Making a change

So you’ve found a bug, or want to implement a new feature. OpenStack charms use git-gerrit to control the addition (committing changes) to the various repositories. Outlined below is the general approach to making changes.

There are two different architectural approaches to the OpenStack charms: charm-helpers charms, and charms.openstack reactive, layered, charms. charm-helpers-style charms have an extra gotcha when it comes to syncing new versions of charm-helpers to the charm. Please see the note at the end.

Development Workflow

Broadly the work flow for making a change to a charm is:

git clone
cd charm-cinder
git checkout -b bug/XXXXXX master

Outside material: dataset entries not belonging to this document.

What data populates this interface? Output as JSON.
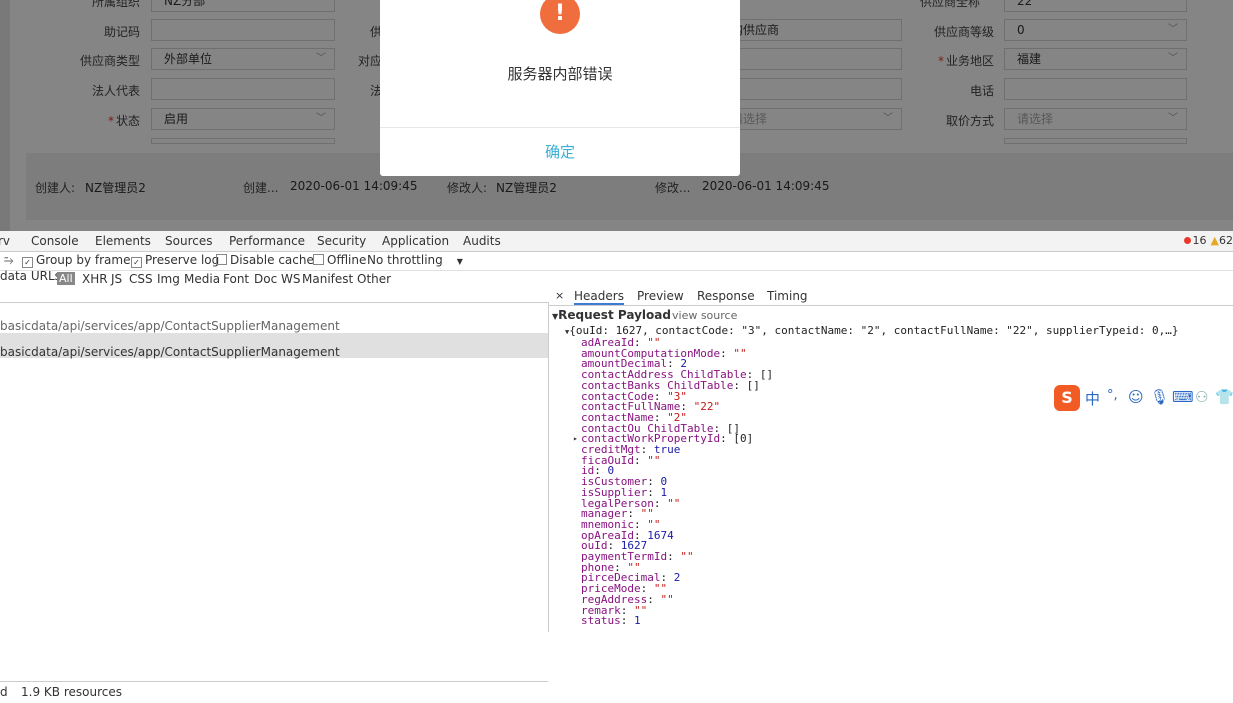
{
  "form": {
    "row0": {
      "label_left": "所属组织",
      "value_left": "NZ分部",
      "value_right": "22",
      "label_right": "供应商全称"
    },
    "row1": {
      "label1": "助记码",
      "label2": "供",
      "value3": "购供应商",
      "label4": "供应商等级",
      "value4": "0"
    },
    "row2": {
      "label1": "供应商类型",
      "value1": "外部单位",
      "label2": "对应",
      "label4": "业务地区",
      "value4": "福建"
    },
    "row3": {
      "label1": "法人代表",
      "label2": "法",
      "label4": "电话"
    },
    "row4": {
      "label1": "状态",
      "value1": "启用",
      "value3": "请选择",
      "label4": "取价方式",
      "value4": "请选择"
    }
  },
  "audit": {
    "creator_label": "创建人:",
    "creator": "NZ管理员2",
    "created_label": "创建...",
    "created": "2020-06-01 14:09:45",
    "modifier_label": "修改人:",
    "modifier": "NZ管理员2",
    "modified_label": "修改...",
    "modified": "2020-06-01 14:09:45"
  },
  "modal": {
    "icon": "!",
    "message": "服务器内部错误",
    "ok": "确定"
  },
  "devtools": {
    "tabs": [
      "rv",
      "Console",
      "Elements",
      "Sources",
      "Performance",
      "Security",
      "Application",
      "Audits"
    ],
    "errors": "16",
    "warnings": "62",
    "toolbar": {
      "group_by_frame": "Group by frame",
      "preserve_log": "Preserve log",
      "disable_cache": "Disable cache",
      "offline": "Offline",
      "throttling": "No throttling"
    },
    "filter": {
      "data_urls": "data URLs",
      "all": "All",
      "types": [
        "XHR",
        "JS",
        "CSS",
        "Img",
        "Media",
        "Font",
        "Doc",
        "WS",
        "Manifest",
        "Other"
      ]
    },
    "requests": [
      "basicdata/api/services/app/ContactSupplierManagement",
      "basicdata/api/services/app/ContactSupplierManagement"
    ],
    "footer": {
      "left": "d",
      "resources": "1.9 KB resources"
    },
    "detail_tabs": [
      "Headers",
      "Preview",
      "Response",
      "Timing"
    ],
    "payload_title": "Request Payload",
    "view_source": "view source",
    "payload_summary": "{ouId: 1627, contactCode: \"3\", contactName: \"2\", contactFullName: \"22\", supplierTypeid: 0,…}",
    "payload": [
      {
        "k": "adAreaId",
        "v": "\"\""
      },
      {
        "k": "amountComputationMode",
        "v": "\"\""
      },
      {
        "k": "amountDecimal",
        "v": "2"
      },
      {
        "k": "contactAddress ChildTable",
        "v": "[]"
      },
      {
        "k": "contactBanks ChildTable",
        "v": "[]"
      },
      {
        "k": "contactCode",
        "v": "\"3\""
      },
      {
        "k": "contactFullName",
        "v": "\"22\""
      },
      {
        "k": "contactName",
        "v": "\"2\""
      },
      {
        "k": "contactOu ChildTable",
        "v": "[]"
      },
      {
        "k": "contactWorkPropertyId",
        "v": "[0]"
      },
      {
        "k": "creditMgt",
        "v": "true"
      },
      {
        "k": "ficaOuId",
        "v": "\"\""
      },
      {
        "k": "id",
        "v": "0"
      },
      {
        "k": "isCustomer",
        "v": "0"
      },
      {
        "k": "isSupplier",
        "v": "1"
      },
      {
        "k": "legalPerson",
        "v": "\"\""
      },
      {
        "k": "manager",
        "v": "\"\""
      },
      {
        "k": "mnemonic",
        "v": "\"\""
      },
      {
        "k": "opAreaId",
        "v": "1674"
      },
      {
        "k": "ouId",
        "v": "1627"
      },
      {
        "k": "paymentTermId",
        "v": "\"\""
      },
      {
        "k": "phone",
        "v": "\"\""
      },
      {
        "k": "pirceDecimal",
        "v": "2"
      },
      {
        "k": "priceMode",
        "v": "\"\""
      },
      {
        "k": "regAddress",
        "v": "\"\""
      },
      {
        "k": "remark",
        "v": "\"\""
      },
      {
        "k": "status",
        "v": "1"
      }
    ]
  },
  "ime": {
    "logo": "S",
    "lang": "中",
    "punct": "°,"
  }
}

Make the changes you need within the charm, and then run unit and pep8 tests using tox:


resolve any problems this throws up, and then commit your changes:

git add .
git commit

Commit messages should have an appropriate title, and more detail in the body; they can also refer to bugs:

Closes-Bug: #######
Partial-Bug: #######
Related-Bug: #######

Gerrit will automatically link your proposal to the bug reports on launchpad and mark them fix committed when changes are merged.

Execute pep8 and unit tests:


Finally, submit your change for review (if they pass pep8 and unit tests!):

git review

This will push your proposed changes to Gerrit and provide you with a URL for the review board on

To make amendments to your proposed change, update your local branch and then:

git commit --amend
git review

Functional test changes

When writing new functional tests with Zaza, it is often necessary to run the functional tests with changes to the tests not yet landed. It is therefore possible to run the tests in CI and pull in an open GitHub Pull Request. This is accomplished via specific text in the commit message, specifically: func-test-pr:. The command is not case sensitive, and should contain a link to a GitHub PR, for example:


When OpenStack Charm CI runs the functional gate on a commit with the above in its message, the git ref that the above PR references will be substituted in place of the zaza-openstack package that is in the charm’s test-requirements.txt.

Stable charm updates

Any update to a stable charm must first be applied into the master branch; it should then be cherry-picked in a review for the stable branch corresponding to your target release (ensuring that any interim releases have the fix landed):

git checkout -b stable/bug/XXXX origin/stable/YYYY
git cherry-pick -x <hash of master branch commit>
git review

Where XXXX is the launchpad bug ID corresponding to the fix you want to backport and YYYY is the release name you are targeting e.g. 16.04


when cherry-picking a commit and/or modifying the commit message, always ensure that the original Change-Id is left intact.

charm-helpers style charms

In a charm-helpers style charm, charm-helpers is synced into the charm using a make command. Inspecting the Makefile of, say, charm-keystone shows:

sync: bin/
    @$(PYTHON) bin/ -c charm-helpers-hooks.yaml
    @$(PYTHON) bin/ -c charm-helpers-tests.yaml

This command takes code from the charm-helpers repository on Launchpad and syncs it into the charm. Therefore, any changes done in the charmhelpers or tests/charmhelpers directories will be overwritten during the next sync (which is performed on the charms automatically at the end of each development cycle). Note, that although the project is called “charm-helpers”, the directories are named ‘charmhelpers’.

Therefore, in order to make changes to the charm-helpers library, this needs to be done in the separate charm-helpers project and then synced into the charm using a make sync command.

From a development work flow perspective, it is easiest to first make changes directly in the charmhelpers directories in the charm being modified, and once that is working, then make changes in the charm-helpers project and submit that as a change. Then, when the change is committed, it can be synced back into the charm.

Note, that it is not often that changes are needed in charm-helpers unless they are core features of all of the related charms.

For details on getting started with Launchpad development, please read the Launchpad code page after you have registered your account.

Also please do reach out to us on IRC or the mailing list. You can find more details in the Talk to us page.